Friday, September 25, 2009

New research by MIT scientists suggests that carbon nanotubes could be formed into tiny springs capable of storing as much energy, pound for pound, as state-of-the-art lithium-ion batteries, and potentially more durably and reliably.

A sensitive new disposable chip built with carbon nanotubes detects low concentrations of the explosive trinitrotoluene (TNT) and a close chemical cousin of the dreaded toxic nerve agent sarin in water samples.

Research at MIT has uncovered new information about how nanoscale patterns on the surface of a material can produce significant changes in the way it interacts with liquids. The discovery could be significant in understanding interactions that affect a wide variety of biological processes in living cells, as well as many manufacturing or energy storage systems.

nanoparticle coated with a single layer of molecules


Snapshot of a simulation of a nanoparticle coated with a single layer of molecules (thin lines projecting from sphere) composed of a 1:1 mixture of hydrophobic (yellow) and hydrophilic (blue) ligands. (Image: Stellacci Laboratory)


Scientists at the U.S. Department of Energy’s (DOE) Brookhaven National Laboratory, in collaboration with researchers from Hitachi High Technologies Corp., have demonstrated a new scanning electron microscope capable of selectively imaging single atoms on the top surface of a specimen while a second, simultaneous imaging signal shows atoms throughout the sample’s depth.

Nanoscientists in Denmark provide yet more clues to solve the mystery of how signaling proteins transport and organize in specific areas of the cell.

The National Institute of Standards and Technology has issued a new ruler, and even for an organization that routinely deals in superlatives, it sets some records. Designed to be the most accurate commercially available "meter stick" for the nano world, the new measuring tool—a calibration standard for X-ray diffraction—boasts uncertainties below a femtometer or roughly the size of a neutron.

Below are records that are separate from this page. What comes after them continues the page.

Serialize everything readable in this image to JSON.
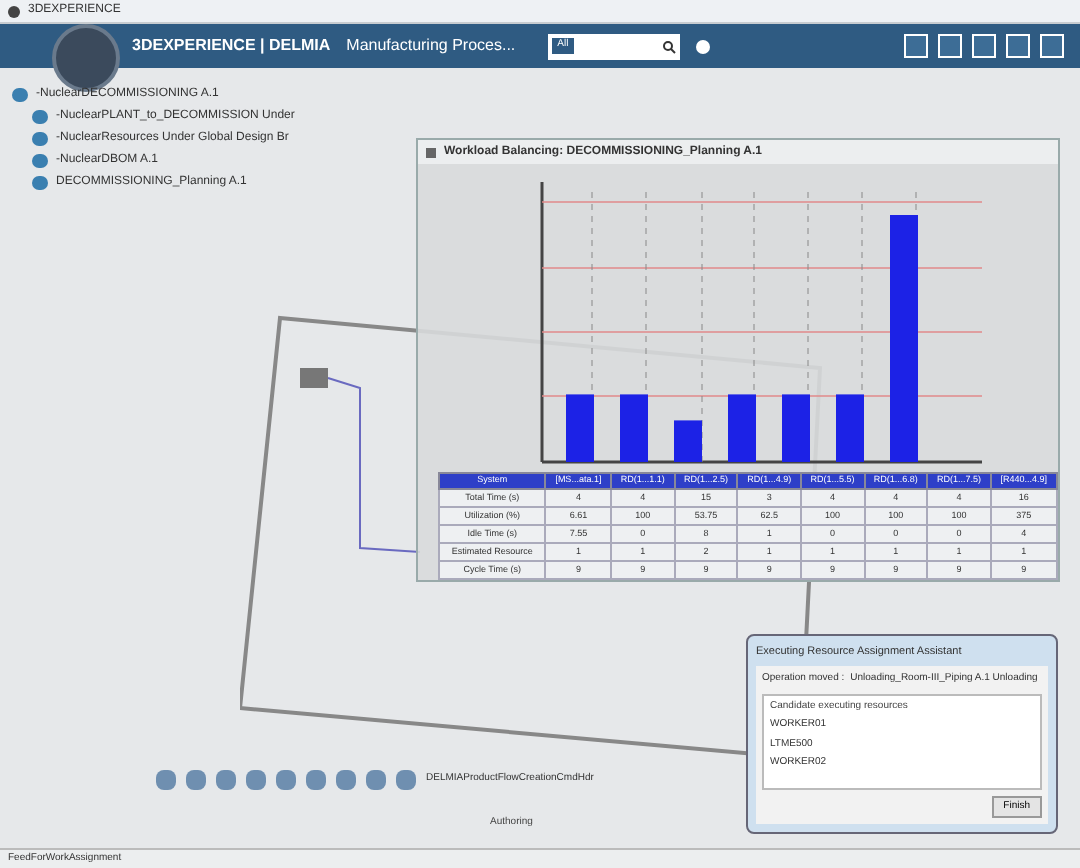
{
  "window": {
    "title": "3DEXPERIENCE"
  },
  "header": {
    "brand": "3DEXPERIENCE | DELMIA",
    "app": "Manufacturing Proces...",
    "search_scope": "All"
  },
  "tree": {
    "items": [
      {
        "label": "-NuclearDECOMMISSIONING A.1",
        "children": [
          {
            "label": "-NuclearPLANT_to_DECOMMISSION Under"
          },
          {
            "label": "-NuclearResources Under Global Design Br"
          },
          {
            "label": "-NuclearDBOM A.1"
          },
          {
            "label": "DECOMMISSIONING_Planning A.1"
          }
        ]
      }
    ]
  },
  "workload": {
    "title": "Workload Balancing: DECOMMISSIONING_Planning A.1",
    "columns": [
      "System",
      "[MS...ata.1]",
      "RD(1...1.1)",
      "RD(1...2.5)",
      "RD(1...4.9)",
      "RD(1...5.5)",
      "RD(1...6.8)",
      "RD(1...7.5)",
      "[R440...4.9]"
    ],
    "rows": [
      [
        "Total Time (s)",
        "4",
        "4",
        "15",
        "3",
        "4",
        "4",
        "4",
        "16"
      ],
      [
        "Utilization (%)",
        "6.61",
        "100",
        "53.75",
        "62.5",
        "100",
        "100",
        "100",
        "375"
      ],
      [
        "Idle Time (s)",
        "7.55",
        "0",
        "8",
        "1",
        "0",
        "0",
        "0",
        "4"
      ],
      [
        "Estimated Resource",
        "1",
        "1",
        "2",
        "1",
        "1",
        "1",
        "1",
        "1"
      ],
      [
        "Cycle Time (s)",
        "9",
        "9",
        "9",
        "9",
        "9",
        "9",
        "9",
        "9"
      ]
    ]
  },
  "assistant": {
    "title": "Executing Resource Assignment Assistant",
    "operation_label": "Operation moved :",
    "operation_value": "Unloading_Room-III_Piping A.1 Unloading",
    "list_header": "Candidate executing resources",
    "resources": [
      "WORKER01",
      "LTME500",
      "WORKER02"
    ],
    "button": "Finish"
  },
  "toolbar": {
    "command": "DELMIAProductFlowCreationCmdHdr",
    "section": "Authoring"
  },
  "status_bar": "FeedForWorkAssignment"
}
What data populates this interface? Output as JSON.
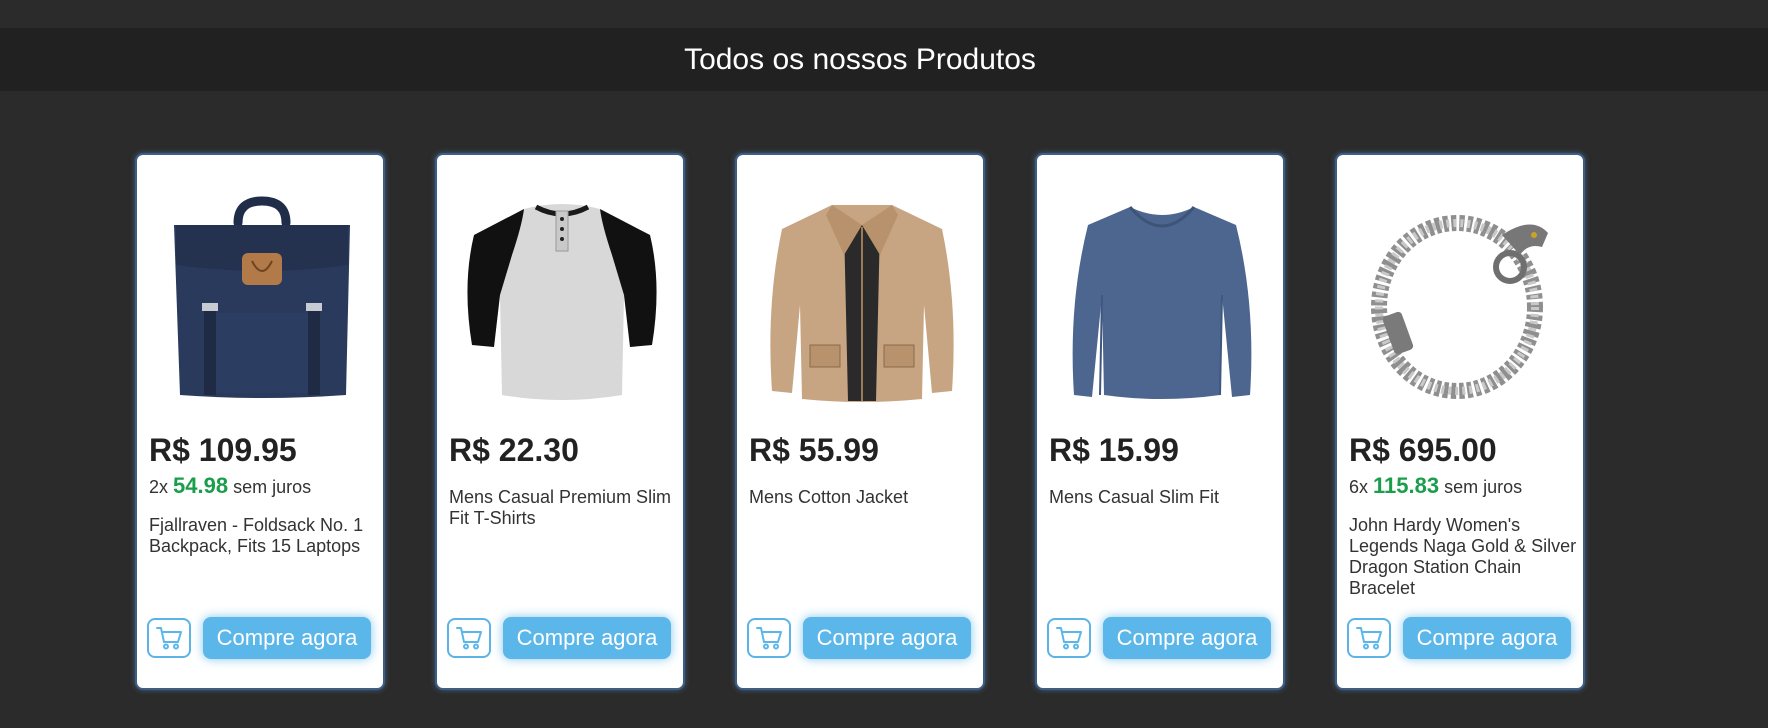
{
  "header": {
    "title": "Todos os nossos Produtos"
  },
  "colors": {
    "accent": "#5bb6ea",
    "installment_value": "#1a9e4b",
    "background": "#2b2b2b",
    "header_bar": "#212121"
  },
  "products": [
    {
      "price": "R$ 109.95",
      "installments": {
        "count": "2x",
        "value": "54.98",
        "suffix": "sem juros"
      },
      "title": "Fjallraven - Foldsack No. 1 Backpack, Fits 15 Laptops",
      "image_icon": "backpack-image",
      "cart_icon": "shopping-cart-icon",
      "buy_label": "Compre agora"
    },
    {
      "price": "R$ 22.30",
      "installments": null,
      "title": "Mens Casual Premium Slim Fit T-Shirts",
      "image_icon": "raglan-tshirt-image",
      "cart_icon": "shopping-cart-icon",
      "buy_label": "Compre agora"
    },
    {
      "price": "R$ 55.99",
      "installments": null,
      "title": "Mens Cotton Jacket",
      "image_icon": "jacket-image",
      "cart_icon": "shopping-cart-icon",
      "buy_label": "Compre agora"
    },
    {
      "price": "R$ 15.99",
      "installments": null,
      "title": "Mens Casual Slim Fit",
      "image_icon": "long-sleeve-shirt-image",
      "cart_icon": "shopping-cart-icon",
      "buy_label": "Compre agora"
    },
    {
      "price": "R$ 695.00",
      "installments": {
        "count": "6x",
        "value": "115.83",
        "suffix": "sem juros"
      },
      "title": "John Hardy Women's Legends Naga Gold & Silver Dragon Station Chain Bracelet",
      "image_icon": "dragon-bracelet-image",
      "cart_icon": "shopping-cart-icon",
      "buy_label": "Compre agora"
    }
  ]
}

A new study that provides an overview of research on public perceptions of nanotechnology challenges some current ideas of how people view the risks and benefits of new technology. The work has implications for how policymakers talk about and regulate new technologies.

This week's opening of the very impressive King Abdullah University for Science and Technology (KAUST) in Saudi Arabia is an ambitious attempt by a conservative Islamic nation to create the nucleus of a modern society, free from the strict religious dictates of a conservative religious culture, and laying the foundation for a science and technology based society of future generations.